Dominique Pauthe, who led the three-judge panel in Paris deciding on the guilt of Jérôme Kerviel, has made his court a laughing stock by meeting prosecution demands that this country boy from Brittany “repay” the €4.9bn Société Générale lost in this comical rogue trader scandal.
Sure, no one actually expects Kerviel to come up with the cash — although given that he was enterprising enough to string together €50bn worth of unauthorised trades at SocGen without being detected, we shouldn’t rule that out.
The real farce here, of course, is that SocGen executives can actually claim that this somehow vindicates their actions, or lack thereof. If you were running a bank where some junior trader could secretly wager 10 times the bank’s market value, you shouldn’t be running a bank any more.
And you should be open to legal retribution from those who lost money — which is where this case gets murky.

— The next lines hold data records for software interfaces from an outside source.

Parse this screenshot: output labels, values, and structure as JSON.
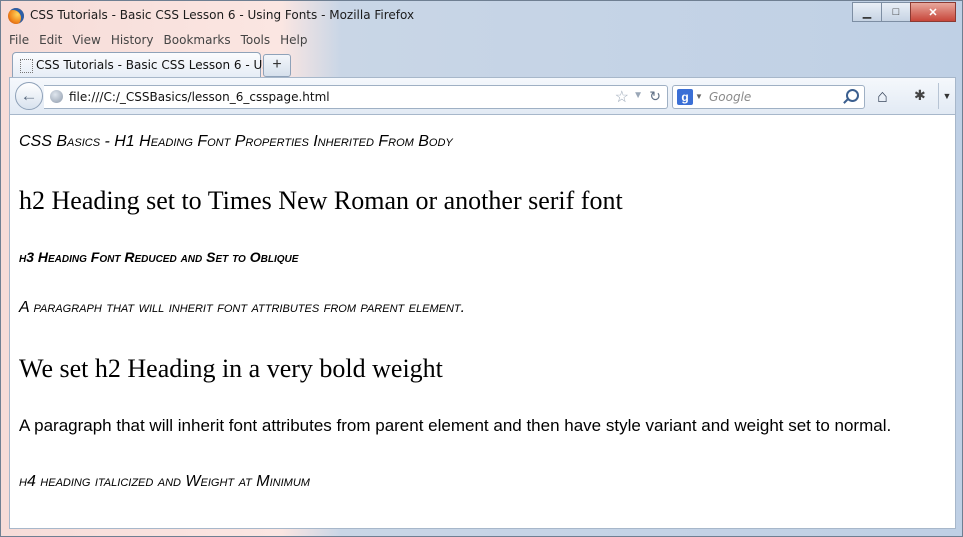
{
  "window": {
    "title": "CSS Tutorials - Basic CSS Lesson 6 - Using Fonts - Mozilla Firefox",
    "minimize": "▁",
    "maximize": "□",
    "close": "✕"
  },
  "menu": [
    "File",
    "Edit",
    "View",
    "History",
    "Bookmarks",
    "Tools",
    "Help"
  ],
  "tab": {
    "title": "CSS Tutorials - Basic CSS Lesson 6 - Usin...",
    "new_tab": "+"
  },
  "nav": {
    "url": "file:///C:/_CSSBasics/lesson_6_csspage.html",
    "search_engine": "g",
    "search_placeholder": "Google"
  },
  "page": {
    "h1": "CSS Basics - H1 Heading Font Properties Inherited From Body",
    "h2a": "h2 Heading set to Times New Roman or another serif font",
    "h3": "h3 Heading Font Reduced and Set to Oblique",
    "p1": "A paragraph that will inherit font attributes from parent element.",
    "h2b": "We set h2 Heading in a very bold weight",
    "p2": "A paragraph that will inherit font attributes from parent element and then have style variant and weight set to normal.",
    "h4": "h4 heading italicized and Weight at Minimum"
  },
  "icons": {
    "back": "back-arrow-icon",
    "star": "bookmark-star-icon",
    "reload": "reload-icon",
    "home": "home-icon"
  }
}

In lumping all the blame on Kerviel, the judgement in Paris on Tuesday would seem to make it all but impossible for related class action lawsuits to be pursued through the American courts.
The French courts, meanwhile, don’t seem to offer an alternative remedy.
A poor show all round.
Did Socgen use ETFs to liquidate Kerviel positions? – FT Alphaville
Kerviel’s cash positions – FT Alphaville
What is it with SocGen types and alleged market abuse? – FT Alphaville